Gay-Lussac law and Pascal principal are two important concepts we discuss in physics. Gay-Lussac law is very important to describe the properties of gases. Pascal principle describes some properties of fluids. We can apply Pascal principle in fields such as fluid mechanics, hydraulic engineering, fluid statics, etc. Moreover, we can apply it in many real-world applications such as hydraulic jack, hydraulic press, and force amplifiers in the braking system of most motor vehicles, artesian well, water towers, and dams. It is vital to have a proper understanding of Gay-Lussac law and Pascal principle to excel in such fields.

### CONTENTS

1. Overview and Key Difference

2. What is Gay-Lussac Law

3. What is Pascal Principle

4. Side by Side Comparison – Gay-Lussac Law vs Pascal Principle in Tabular Form

5. Summary

## What is Gay-Lussac Law?

The French chemist Joseph Louis Gay-Lussac first proposed the Gay-Lussac law. There are two relationships in Gay-Lussac law. We call the first one as “law of combining volumes”, and the other one is “pressure-temperature law”.

The law of combining volumes states that when gases react together to form other gases, we can express the ratio between the volumes of the reactant gases and products in simple whole numbers. For this, we need to measure all volumes at the same pressure and temperature. The Gay-Lussac law shows that 1 volume of chlorine and 1 volume of hydrogen would react to form 2 volumes of gaseous hydrochloric acid.

Furthermore, pressure-temperature law states that the pressure of a gas of fixed mass and a fixed volume is directly proportional to the absolute temperature of the gas. We can express it mathematically as P α T, or P/T = k. Here, the pressure of the gas is P, the temperature of the gas is T, and k is a constant. When we consider the same substance under two different sets of conditions, the equation that governs this law is,

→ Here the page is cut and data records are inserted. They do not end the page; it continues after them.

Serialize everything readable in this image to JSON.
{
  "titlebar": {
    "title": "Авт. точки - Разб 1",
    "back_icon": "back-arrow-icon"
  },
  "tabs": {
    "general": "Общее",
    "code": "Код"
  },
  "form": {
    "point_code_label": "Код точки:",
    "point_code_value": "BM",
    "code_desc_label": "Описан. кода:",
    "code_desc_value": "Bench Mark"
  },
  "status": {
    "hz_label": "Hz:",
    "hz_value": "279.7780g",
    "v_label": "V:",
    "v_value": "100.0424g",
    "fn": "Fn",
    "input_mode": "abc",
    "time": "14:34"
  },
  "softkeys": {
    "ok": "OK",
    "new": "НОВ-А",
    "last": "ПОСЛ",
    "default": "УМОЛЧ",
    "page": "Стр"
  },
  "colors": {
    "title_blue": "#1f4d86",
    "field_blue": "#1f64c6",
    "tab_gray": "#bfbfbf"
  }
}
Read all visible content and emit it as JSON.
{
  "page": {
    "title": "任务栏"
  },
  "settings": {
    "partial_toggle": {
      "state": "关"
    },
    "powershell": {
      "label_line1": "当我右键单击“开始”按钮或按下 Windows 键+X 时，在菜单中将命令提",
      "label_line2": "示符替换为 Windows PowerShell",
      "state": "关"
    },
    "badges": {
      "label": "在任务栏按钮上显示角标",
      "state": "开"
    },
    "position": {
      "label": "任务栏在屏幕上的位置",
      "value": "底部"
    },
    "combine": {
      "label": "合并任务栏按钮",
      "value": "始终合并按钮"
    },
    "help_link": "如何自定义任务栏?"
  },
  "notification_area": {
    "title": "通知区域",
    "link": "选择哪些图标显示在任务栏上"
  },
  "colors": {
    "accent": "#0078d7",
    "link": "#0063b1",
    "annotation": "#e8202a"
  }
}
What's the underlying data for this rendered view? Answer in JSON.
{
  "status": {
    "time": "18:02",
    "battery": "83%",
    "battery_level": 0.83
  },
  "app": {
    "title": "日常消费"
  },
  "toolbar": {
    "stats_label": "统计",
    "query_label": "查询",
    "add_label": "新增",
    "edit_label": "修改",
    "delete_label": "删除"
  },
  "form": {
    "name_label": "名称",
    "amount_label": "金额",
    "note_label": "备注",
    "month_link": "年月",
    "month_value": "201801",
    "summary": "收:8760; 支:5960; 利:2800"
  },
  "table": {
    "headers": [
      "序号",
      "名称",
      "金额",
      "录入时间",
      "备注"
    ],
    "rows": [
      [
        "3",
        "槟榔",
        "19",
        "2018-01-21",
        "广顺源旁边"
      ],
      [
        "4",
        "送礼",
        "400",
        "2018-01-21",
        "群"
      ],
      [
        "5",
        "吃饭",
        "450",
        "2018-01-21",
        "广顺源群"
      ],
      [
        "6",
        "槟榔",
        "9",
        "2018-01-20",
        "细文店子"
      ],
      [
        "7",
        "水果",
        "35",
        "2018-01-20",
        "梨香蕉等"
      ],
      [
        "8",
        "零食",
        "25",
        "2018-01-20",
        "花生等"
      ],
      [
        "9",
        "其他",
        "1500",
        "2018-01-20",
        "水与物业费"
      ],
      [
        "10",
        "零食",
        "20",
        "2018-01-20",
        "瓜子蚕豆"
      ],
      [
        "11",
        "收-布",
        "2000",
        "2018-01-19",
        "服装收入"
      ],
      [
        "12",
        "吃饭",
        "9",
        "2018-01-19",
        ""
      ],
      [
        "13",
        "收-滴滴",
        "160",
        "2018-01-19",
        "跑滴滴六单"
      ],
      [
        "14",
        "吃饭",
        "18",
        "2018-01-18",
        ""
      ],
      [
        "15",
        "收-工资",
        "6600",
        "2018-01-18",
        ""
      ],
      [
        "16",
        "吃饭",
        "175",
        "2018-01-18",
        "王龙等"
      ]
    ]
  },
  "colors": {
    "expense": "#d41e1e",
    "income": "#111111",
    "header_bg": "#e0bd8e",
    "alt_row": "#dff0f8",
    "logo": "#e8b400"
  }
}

P1/T1 = P2/T2

## What is Pascal Principle?

Pascal principle was put forward by the French mathematician Blaise Pascal. Pascal principle states that when pressure increases at any point in a confined incompressible fluid, there is an equal increment of the pressure at every other point in the container. We can express it mathematically as ΔP = ρg(Δh); where hydrostatic pressure (given by pascals) is ΔP, fluid density is ρ, acceleration due to the gravity is g, and height of the fluid above the point of measurement is (Δh).

Moreover, a common application of the Pascal principle is the hydraulic jack, which we use to raise a car off the ground. Here, a small force is applied on a small-area piston. That small force is then transformed into a large force at a large area piston. When the car sits on the top of the large piston, it can be lifted by applying a relatively small force to the smaller piston.

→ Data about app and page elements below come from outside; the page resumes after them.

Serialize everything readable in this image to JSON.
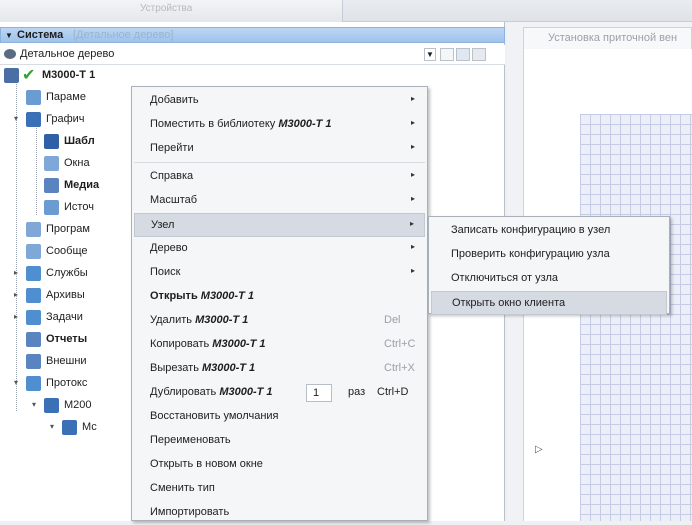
{
  "top": {
    "tab_label": "Устройства"
  },
  "left": {
    "system_title": "Система",
    "system_hint": "[Детальное дерево]",
    "tree_view_label": "Детальное дерево",
    "tree": [
      {
        "label": "M3000-T 1",
        "icon": "device-icon",
        "color": "#4a6fa5"
      },
      {
        "label": "Параме",
        "icon": "params-icon",
        "color": "#6a9bd1"
      },
      {
        "label": "Графич",
        "icon": "graphics-icon",
        "color": "#3b6fb6"
      },
      {
        "label": "Шабл",
        "icon": "template-icon",
        "color": "#2f5fa6"
      },
      {
        "label": "Окна",
        "icon": "window-icon",
        "color": "#7fa8d8"
      },
      {
        "label": "Медиа",
        "icon": "media-icon",
        "color": "#5a84c0"
      },
      {
        "label": "Источ",
        "icon": "source-icon",
        "color": "#6a9bd1"
      },
      {
        "label": "Програм",
        "icon": "program-icon",
        "color": "#7fa8d8"
      },
      {
        "label": "Сообще",
        "icon": "message-icon",
        "color": "#7fa8d8"
      },
      {
        "label": "Службы",
        "icon": "services-icon",
        "color": "#4f8fcf"
      },
      {
        "label": "Архивы",
        "icon": "archive-icon",
        "color": "#4f8fcf"
      },
      {
        "label": "Задачи",
        "icon": "tasks-icon",
        "color": "#4f8fcf"
      },
      {
        "label": "Отчеты",
        "icon": "reports-icon",
        "color": "#5a84c0"
      },
      {
        "label": "Внешни",
        "icon": "external-icon",
        "color": "#5a84c0"
      },
      {
        "label": "Протокс",
        "icon": "protocol-icon",
        "color": "#4f8fcf"
      },
      {
        "label": "M200",
        "icon": "module-icon",
        "color": "#3b6fb6"
      },
      {
        "label": "Мс",
        "icon": "module-sub-icon",
        "color": "#3b6fb6"
      }
    ]
  },
  "right": {
    "tab_title": "Установка приточной вен"
  },
  "context_menu": {
    "items": [
      {
        "label": "Добавить",
        "arrow": true
      },
      {
        "label": "Поместить в библиотеку ",
        "em": "M3000-T 1",
        "arrow": true
      },
      {
        "label": "Перейти",
        "arrow": true
      },
      {
        "label": "Справка",
        "arrow": true
      },
      {
        "label": "Масштаб",
        "arrow": true
      },
      {
        "label": "Узел",
        "arrow": true,
        "highlighted": true
      },
      {
        "label": "Дерево",
        "arrow": true
      },
      {
        "label": "Поиск",
        "arrow": true
      },
      {
        "label": "Открыть ",
        "em": "M3000-T 1",
        "bold": true
      },
      {
        "label": "Удалить ",
        "em": "M3000-T 1",
        "shortcut": "Del"
      },
      {
        "label": "Копировать ",
        "em": "M3000-T 1",
        "shortcut": "Ctrl+C"
      },
      {
        "label": "Вырезать ",
        "em": "M3000-T 1",
        "shortcut": "Ctrl+X"
      },
      {
        "label": "Дублировать ",
        "em": "M3000-T 1",
        "spin_value": "1",
        "suffix": "раз",
        "shortcut": "Ctrl+D"
      },
      {
        "label": "Восстановить умолчания"
      },
      {
        "label": "Переименовать"
      },
      {
        "label": "Открыть в новом окне"
      },
      {
        "label": "Сменить тип"
      },
      {
        "label": "Импортировать"
      }
    ]
  },
  "submenu": {
    "items": [
      {
        "label": "Записать конфигурацию в узел"
      },
      {
        "label": "Проверить конфигурацию узла"
      },
      {
        "label": "Отключиться от узла"
      },
      {
        "label": "Открыть окно клиента",
        "highlighted": true
      }
    ]
  },
  "colors": {
    "selection": "#d6dae2",
    "accent_bar": "#9fc3ec",
    "grid": "#c6cbe6"
  }
}
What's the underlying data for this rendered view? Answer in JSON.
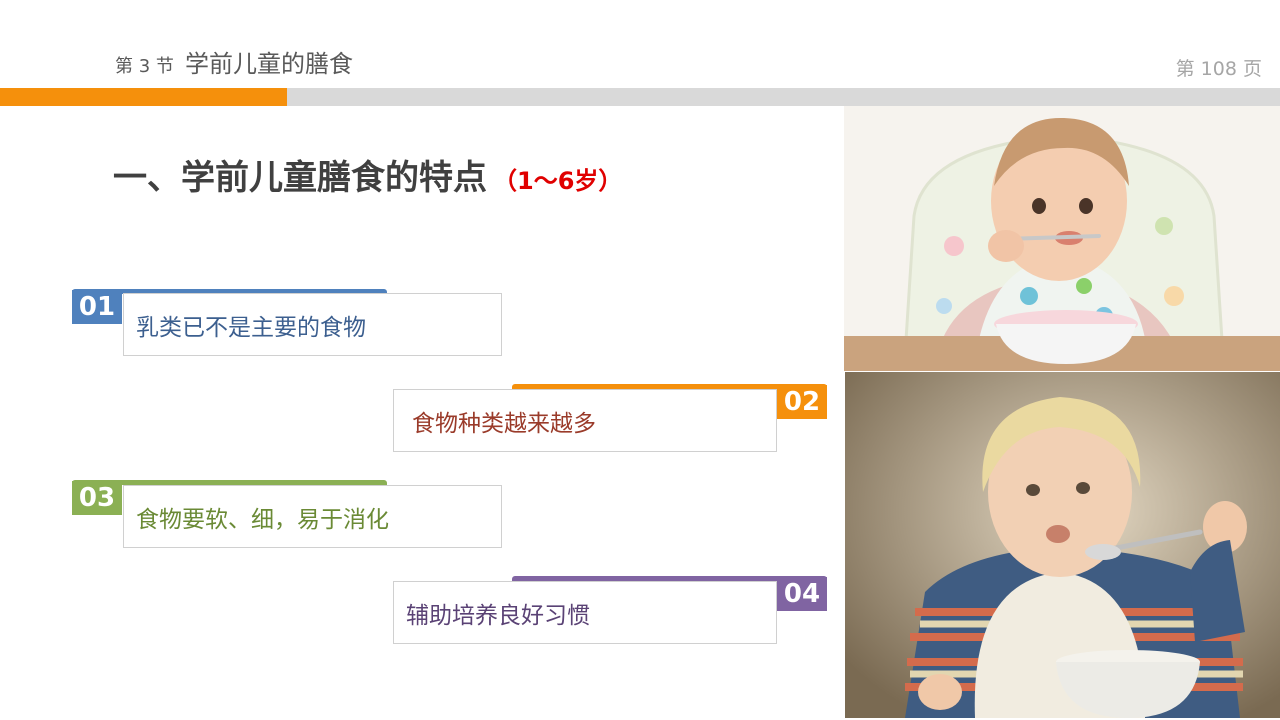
{
  "header": {
    "section_label": "第 3 节",
    "section_title": "学前儿童的膳食",
    "page_number": "第 108 页"
  },
  "main": {
    "title": "一、学前儿童膳食的特点",
    "age_range": "（1～6岁）"
  },
  "items": [
    {
      "number": "01",
      "text": "乳类已不是主要的食物",
      "color": "#4f81bd"
    },
    {
      "number": "02",
      "text": "食物种类越来越多",
      "color": "#f5900c"
    },
    {
      "number": "03",
      "text": "食物要软、细，易于消化",
      "color": "#8bb054"
    },
    {
      "number": "04",
      "text": "辅助培养良好习惯",
      "color": "#8064a2"
    }
  ],
  "colors": {
    "accent_orange": "#f5900c",
    "bar_gray": "#d9d9d9",
    "title_red": "#e00000"
  },
  "photos": [
    {
      "subject": "baby-eating-in-high-chair"
    },
    {
      "subject": "toddler-eating-with-spoon"
    }
  ]
}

## What is the Difference Between Gay-Lussac Law and Pascal Principle?

Gay-Lussac law was proposed by the French chemist Joseph Louis Gay-Lussac while Pascal principle was put forward by the French mathematician Blaise Pascal. Gay-Lussac law basically describes the properties of gases, but Pascal principle describes the properties of fluids. So, this is the key difference between Gay-Lussac law and Pascal principle. Further, in Gay-Lussac law, there is a direct relationship between pressure and temperature. However, in Pascal law, there is no such direct relationship between pressure and temperature. Therefore, this contributes to another difference between Gay-Lussac law and Pascal principle.

## Summary – Gay-Lussac Law vs Pascal Principle

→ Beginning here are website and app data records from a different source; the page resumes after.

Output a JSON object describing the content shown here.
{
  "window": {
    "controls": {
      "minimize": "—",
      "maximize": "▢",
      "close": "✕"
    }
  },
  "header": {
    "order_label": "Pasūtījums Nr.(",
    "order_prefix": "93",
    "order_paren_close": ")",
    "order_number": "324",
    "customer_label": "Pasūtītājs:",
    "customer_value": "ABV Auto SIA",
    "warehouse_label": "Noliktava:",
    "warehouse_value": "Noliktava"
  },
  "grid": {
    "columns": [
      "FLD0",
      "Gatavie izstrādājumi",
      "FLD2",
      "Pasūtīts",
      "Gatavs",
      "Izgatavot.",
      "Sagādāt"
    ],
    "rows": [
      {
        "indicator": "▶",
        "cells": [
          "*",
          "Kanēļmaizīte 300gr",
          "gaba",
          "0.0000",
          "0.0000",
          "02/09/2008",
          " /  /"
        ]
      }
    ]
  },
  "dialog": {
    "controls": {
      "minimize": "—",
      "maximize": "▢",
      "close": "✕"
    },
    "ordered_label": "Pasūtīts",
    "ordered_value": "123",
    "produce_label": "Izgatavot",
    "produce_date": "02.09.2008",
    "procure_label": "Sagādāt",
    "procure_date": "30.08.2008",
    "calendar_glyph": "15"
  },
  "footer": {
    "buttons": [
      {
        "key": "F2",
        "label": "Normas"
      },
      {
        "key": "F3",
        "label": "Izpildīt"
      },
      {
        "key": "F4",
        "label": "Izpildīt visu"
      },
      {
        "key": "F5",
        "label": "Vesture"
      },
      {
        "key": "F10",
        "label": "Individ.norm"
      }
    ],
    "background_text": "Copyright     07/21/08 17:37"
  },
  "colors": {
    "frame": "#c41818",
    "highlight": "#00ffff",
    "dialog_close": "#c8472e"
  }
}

Gay-Lussac law and Pascal principal are two important concepts in physics. However, Gay-Lussac law is basically about the properties of gases while Pascal principle is about the properties of fluids. Thus, this is the key difference between Gay-Lussac law and Pascal principle

##### Image Courtesy:

1.”Gaylussac” By François Séraphin Delpech – chemistryland.com (Public Domain) via Commons Wikimedia

2. “Pascal law” By DEVENDER KUMAR5908 at English Wikipedia (CC BY-SA 3.0) via Commons Wikimedia

## Leave a Reply